Website and app data records

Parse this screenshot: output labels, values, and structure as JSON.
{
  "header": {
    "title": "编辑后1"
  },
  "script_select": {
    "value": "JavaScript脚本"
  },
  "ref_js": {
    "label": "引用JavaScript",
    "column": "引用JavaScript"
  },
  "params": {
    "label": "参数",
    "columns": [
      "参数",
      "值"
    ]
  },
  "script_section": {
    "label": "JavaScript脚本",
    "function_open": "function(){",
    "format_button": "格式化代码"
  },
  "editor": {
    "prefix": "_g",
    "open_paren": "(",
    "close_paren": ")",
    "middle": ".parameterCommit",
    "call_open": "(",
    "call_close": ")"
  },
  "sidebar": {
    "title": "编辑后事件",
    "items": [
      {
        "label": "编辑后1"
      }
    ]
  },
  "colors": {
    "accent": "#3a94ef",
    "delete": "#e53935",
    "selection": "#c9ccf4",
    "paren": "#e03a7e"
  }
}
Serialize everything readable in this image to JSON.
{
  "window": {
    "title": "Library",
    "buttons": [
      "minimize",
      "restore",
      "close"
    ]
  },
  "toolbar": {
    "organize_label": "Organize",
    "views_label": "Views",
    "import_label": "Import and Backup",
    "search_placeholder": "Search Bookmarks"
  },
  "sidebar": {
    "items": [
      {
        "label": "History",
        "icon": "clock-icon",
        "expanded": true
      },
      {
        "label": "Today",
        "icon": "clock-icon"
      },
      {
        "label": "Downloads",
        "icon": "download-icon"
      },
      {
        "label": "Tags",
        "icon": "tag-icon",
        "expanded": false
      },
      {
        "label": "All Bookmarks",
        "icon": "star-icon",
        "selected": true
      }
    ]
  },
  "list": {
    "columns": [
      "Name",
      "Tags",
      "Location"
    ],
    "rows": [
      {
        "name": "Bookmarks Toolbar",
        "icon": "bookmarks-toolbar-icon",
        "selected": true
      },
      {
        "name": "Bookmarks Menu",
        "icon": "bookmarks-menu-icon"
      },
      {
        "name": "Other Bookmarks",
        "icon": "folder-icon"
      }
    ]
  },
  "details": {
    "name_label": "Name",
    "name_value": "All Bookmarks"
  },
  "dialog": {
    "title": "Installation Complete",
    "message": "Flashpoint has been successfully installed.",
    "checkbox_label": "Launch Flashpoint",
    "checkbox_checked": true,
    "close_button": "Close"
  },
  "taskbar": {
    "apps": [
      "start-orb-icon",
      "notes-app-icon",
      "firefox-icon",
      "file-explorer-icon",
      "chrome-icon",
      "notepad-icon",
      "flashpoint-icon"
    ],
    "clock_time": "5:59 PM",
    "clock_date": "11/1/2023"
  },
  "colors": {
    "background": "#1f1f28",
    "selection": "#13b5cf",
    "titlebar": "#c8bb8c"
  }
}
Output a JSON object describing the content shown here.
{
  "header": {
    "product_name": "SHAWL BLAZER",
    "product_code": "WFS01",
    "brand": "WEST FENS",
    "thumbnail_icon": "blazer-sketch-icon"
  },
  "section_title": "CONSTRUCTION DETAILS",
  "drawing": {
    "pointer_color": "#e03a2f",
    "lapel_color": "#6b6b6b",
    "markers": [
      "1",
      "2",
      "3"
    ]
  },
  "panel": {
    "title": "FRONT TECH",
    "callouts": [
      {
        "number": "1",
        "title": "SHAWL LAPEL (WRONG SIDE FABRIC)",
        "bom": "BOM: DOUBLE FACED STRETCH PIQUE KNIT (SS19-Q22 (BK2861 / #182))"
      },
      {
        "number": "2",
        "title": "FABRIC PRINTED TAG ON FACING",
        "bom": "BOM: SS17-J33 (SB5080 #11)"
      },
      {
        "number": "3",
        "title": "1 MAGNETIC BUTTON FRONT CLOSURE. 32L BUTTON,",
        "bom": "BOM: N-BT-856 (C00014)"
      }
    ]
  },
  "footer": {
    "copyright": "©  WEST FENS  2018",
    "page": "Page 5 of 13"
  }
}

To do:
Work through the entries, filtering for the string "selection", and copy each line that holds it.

Output of the exercise:
    "selection": "#c9ccf4",
    "selection": "#13b5cf",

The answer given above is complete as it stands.